Scott Brown seems to be fine with that. Hell, he seems to be participating in that. Brown was asked whether he was providing his campaign staff with health coverage after TPMDC reported that:
TPMDC reviewed campaign finance reports showing more than a dozen Brown staffers being paid for "strategy consulting," an unusual label for low-level aides. We asked the campaign about the designation and whether they have paid payroll taxes.
Campaign spokesman Felix Browne told TPMDC the campaign is aided by "volunteers and paid staff who are compensated as independent contractors in accordance with the Massachusetts independent contractor law."
Typically, Brown's response was to say, a la Bill O'Reilly, that he didn't know what that was, he never seen that, before releasing a statement through a spokesperson somewhat later.
The candidate initially told the Globe between campaign appearances this morning, "I don't have any idea what she's talking about" and directed Coakley to his lawyers. After apparently being briefed by his staff, he described the provisions for his workers' coverage at a later campaign stop, emphasizing that they were happy with the arrangement.
(His claim is that they're independent contractors who have existing health coverage or are being paid extra to allow them to buy it -- as TPMDC says, an unusual arrangement for a campaign)
After Brown said to ask his lawyers about his health care arrangements, someone did. Saying they were evasive would imply that they even pretended to answer.

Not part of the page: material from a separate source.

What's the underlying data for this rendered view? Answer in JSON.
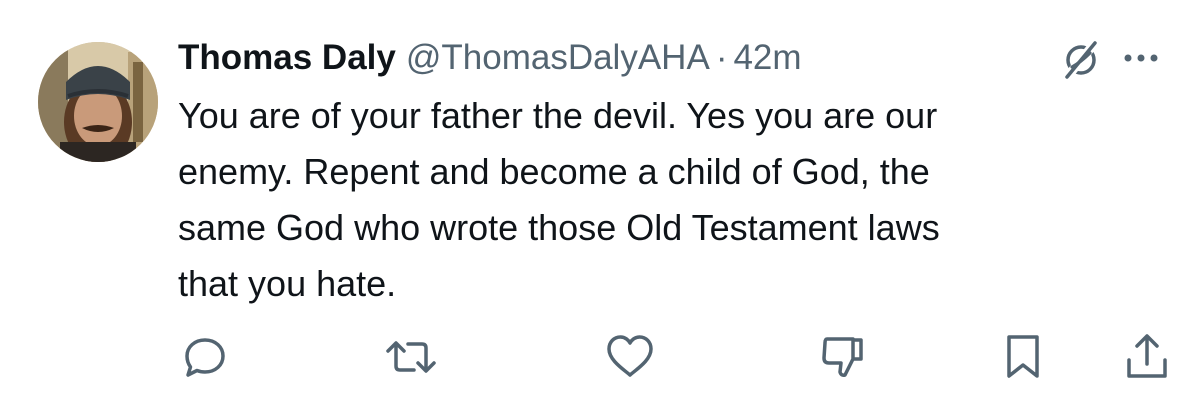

Basically, Scott Brown is actively part of the problem he's trying to prevent from being solved.